What should I do if I am at high risk for severe disease?

You should take additional precautions, including engaging in more intense Social Distancing. This means reducing all unnecessary social contact. That can include working from home, arranging for delivery of foods and medications, and being very thoughtful about your interaction with others.

If you live in a shared space, try to designate a part of your living area as exclusively for whomever is at risk.

If you are taking chronic medications, make sure that you have a 2–3-month supply of medications available. If you develop symptoms, let us or a health service provider know immediately.

If you have an elderly loved one, do as much for them as much as possible, but please don’t shut them away. Isolation can actually exacerbate health issues, so make sure to maintain essential social connection.

What should I do if I start to feel sick?

First, don’t panic. If you have a fever and cough, plan on self isolating for 14 days as soon as those symptoms develop. Call the hotline number and inform them of your symptoms. Importantly, if you have mild symptoms, do not go to a health facility without calling first. Doing so might put yourself or other people at risk. Here are Antara’s Self Isolation Guidelines.

If you have severe symptoms and any difficulty breathing, call the hotline immediately and get to the designated Coronavirus facility nearest to you. Here is a list of the approved coronavirus facilities in Kenya hotline telephone numbers: +254 729 471 414/+254 732 353 535 or toll free at 0800 721 316.

Antara members should always call their Health Navigator before heading to the nearest health facility. DO NOT go directly to a health facility without speaking to your Health Navigator first. You may be putting yourself or others at greater risk.

We’re all in this together!

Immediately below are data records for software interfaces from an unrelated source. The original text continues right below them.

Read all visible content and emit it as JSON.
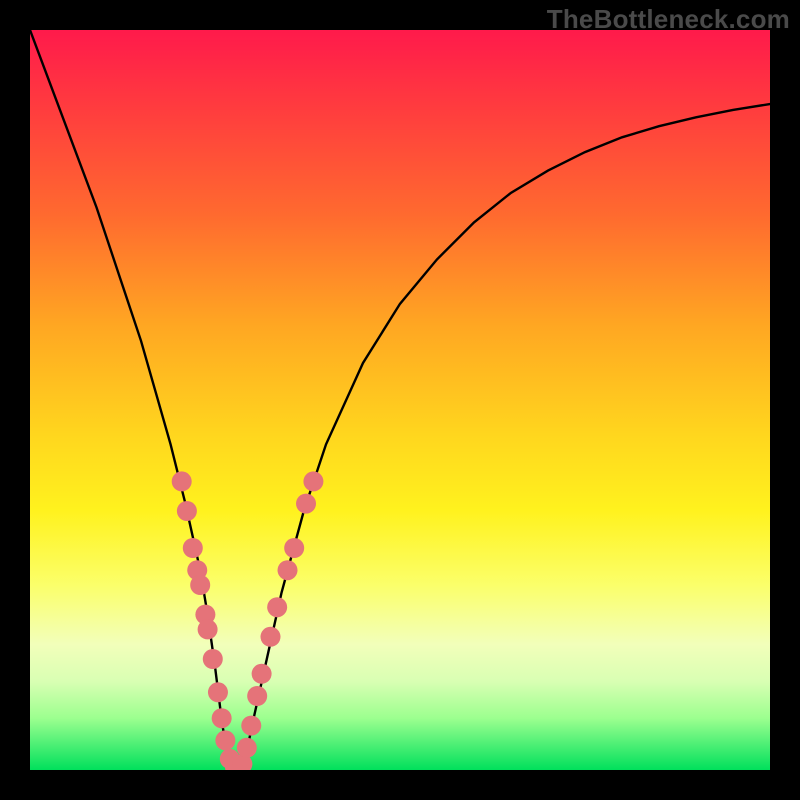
{
  "watermark": "TheBottleneck.com",
  "chart_data": {
    "type": "line",
    "title": "",
    "xlabel": "",
    "ylabel": "",
    "xlim": [
      0,
      100
    ],
    "ylim": [
      0,
      100
    ],
    "series": [
      {
        "name": "bottleneck-curve",
        "x": [
          0,
          3,
          6,
          9,
          12,
          15,
          17,
          19,
          21,
          23,
          24,
          25,
          26,
          27,
          28,
          29,
          30,
          32,
          34,
          37,
          40,
          45,
          50,
          55,
          60,
          65,
          70,
          75,
          80,
          85,
          90,
          95,
          100
        ],
        "y": [
          100,
          92,
          84,
          76,
          67,
          58,
          51,
          44,
          36,
          27,
          21,
          14,
          6,
          1,
          0,
          1,
          6,
          15,
          24,
          35,
          44,
          55,
          63,
          69,
          74,
          78,
          81,
          83.5,
          85.5,
          87,
          88.2,
          89.2,
          90
        ]
      }
    ],
    "markers": {
      "name": "highlight-dots",
      "color": "#e57379",
      "radius_px": 10,
      "points": [
        {
          "x": 20.5,
          "y": 39
        },
        {
          "x": 21.2,
          "y": 35
        },
        {
          "x": 22.0,
          "y": 30
        },
        {
          "x": 22.6,
          "y": 27
        },
        {
          "x": 23.0,
          "y": 25
        },
        {
          "x": 23.7,
          "y": 21
        },
        {
          "x": 24.0,
          "y": 19
        },
        {
          "x": 24.7,
          "y": 15
        },
        {
          "x": 25.4,
          "y": 10.5
        },
        {
          "x": 25.9,
          "y": 7
        },
        {
          "x": 26.4,
          "y": 4
        },
        {
          "x": 27.0,
          "y": 1.5
        },
        {
          "x": 27.7,
          "y": 0.4
        },
        {
          "x": 28.7,
          "y": 0.8
        },
        {
          "x": 29.3,
          "y": 3
        },
        {
          "x": 29.9,
          "y": 6
        },
        {
          "x": 30.7,
          "y": 10
        },
        {
          "x": 31.3,
          "y": 13
        },
        {
          "x": 32.5,
          "y": 18
        },
        {
          "x": 33.4,
          "y": 22
        },
        {
          "x": 34.8,
          "y": 27
        },
        {
          "x": 35.7,
          "y": 30
        },
        {
          "x": 37.3,
          "y": 36
        },
        {
          "x": 38.3,
          "y": 39
        }
      ]
    }
  }
}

A pandemic can lead to fundamental changes in the way we live our lives. We must be prepared for those changes, embrace them, while remembering that they are temporary. This pandemic will pass but until it does, we all have a role in this fight against Coronavirus. We do best when we support each other. Most people will recover from this virus and if we all do our part, even more will.

This article was originally published here by Dr. Kebba Jobarteh, CEO of Antara Health

"Find this information helpful? Spread awareness by sharing with your community. We are all in this together!"

Share this article with your friends and family

  Share on Facebook  Share on WhatsApp
    17
    2
Comments

    Bright | April 11, 2020 03:23

    Let's all together fight this war


Register or log in to like and comment the article.